In trying to bombastically attract the reader’s attention through logical absurdity (as if a people could ever be an accomplice to a political police force), the author could only get one appealing title.
The dichotomy “victim” and “accomplice” is reinforced, however, when the minority of opponents is against the large “rest of the population”, suggesting that a large majority of Portuguese adhered to the PIDE and even manipulated it. The “victims” would be the few who would have opposed the Estado Novo; The “accomplices” of the vast majority of the population: this is Duncan Simpson’s vision. At least it’s a pink vision of the Estado Novo.
Then the author paves the way and denigrates other historians. He first quotes Irene Pimentel and Fernando Rosas as prisoners of what he calls the “anti-fascist memory” of PIDE, and repeats the anti-fascist quotes whenever he refers to them. Why the quotes? Simpson should explain. In addition, in all of the works cited by the previous two authors they deal with the forms of connection between PIDE and population groups, and even Fernando Rosas understood these connections as one of the forms of Salazar’s “knowing how to hold” ”, one of the secrets of their longevity to be. The Simpson theme is therefore present in other authors so that the field did not have to be entered.
And the article goes on, using subjects dear to the heart of historiography and the social sciences, such as the so-called “history of the inferior,” and tries to fit Simpson into a stream of modernity to legitimize his place – what He had with it started to forge through.
Its modernity would also lie in its new bibliographical references in a context in which “Portuguese historiography would form a stark contrast to developments in international bibliography” … except, for example, that Gellately appears in texts by Irene Pimentel and as early as 2007 .
At some point, Duncan switches to a less noticeable form of writing and enters a more scientific record. He claims that he intends to “analyze the interactions between the political police and ordinary citizens, understood here as the vast majority of Portuguese who have never participated in political activities. It is about going beyond the traditional narrative of oppression and violence to better understand the role of PIDE in organizing society during the Estado Novo. “With that calmer tone, Simpson again squints the eye of anyone interested in the history of the following people: He’s talking about” ordinary citizens “again. One has to ask: do they not fit the concept of victims? Weren’t they suppressed by the political police that was PIDE?

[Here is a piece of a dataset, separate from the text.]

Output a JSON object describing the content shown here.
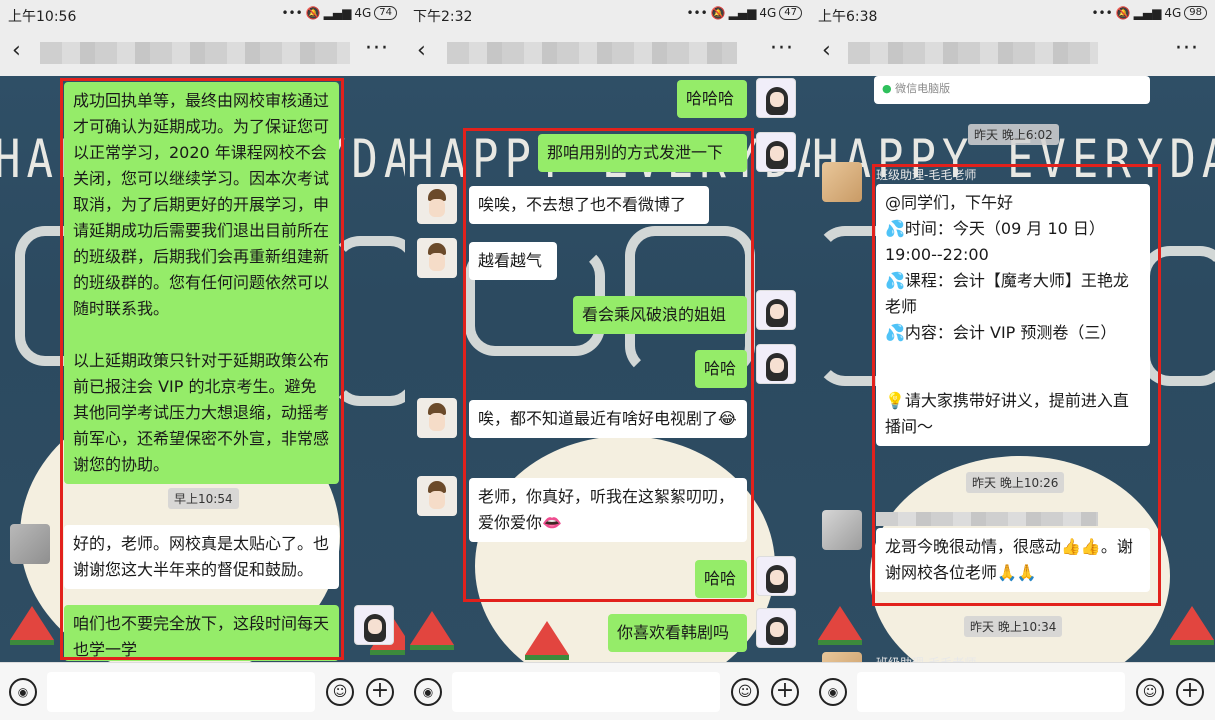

The problem of PIDE-public relations is not new … just consult the newspapers after April 25th to see many, many rejections from anonymous people claiming not to be from PIDE, which in itself is the The penetration of PIDE in society shows, but also the fear and distrust of the shadow itself, which the Estado Novo has printed and spread widely!
Another element of Simpson’s modernity would be the comparative perspective. This has already worried António Costa Pinto, Fernando Rosas and Irene Pimentel. In this comparative perspective, Simpson expresses brief analogies of the relations between the political people’s police in Portugal and these relations in the GDR. Perhaps this very quick comparison is intended to gain more echo from the public, since the emotional adherence to criticism of dictatorships is so widespread in both countries!
This is not a way to make history!
The problem of relationships between PIDE and the population is not new, it has not yet been discovered. Just look in the newspapers after April 25th to see so many and many rejections from anonymous people claiming not to be from PIDE itself it shows PIDE’s intrusion into society but also fear and that Distrust of the shadow itself, which the Estado Novo printed and spread widely!
It is worth examining the analysis of PIDE’s relationships with the population in all their diversity and diversity, considering these relationships as the subject of the main study, but always in a context that does not relate to the category of the “traditional narrative” of the violent and repressive character of the political police.
Note: All italics are quoted from Duncan Simpson’s text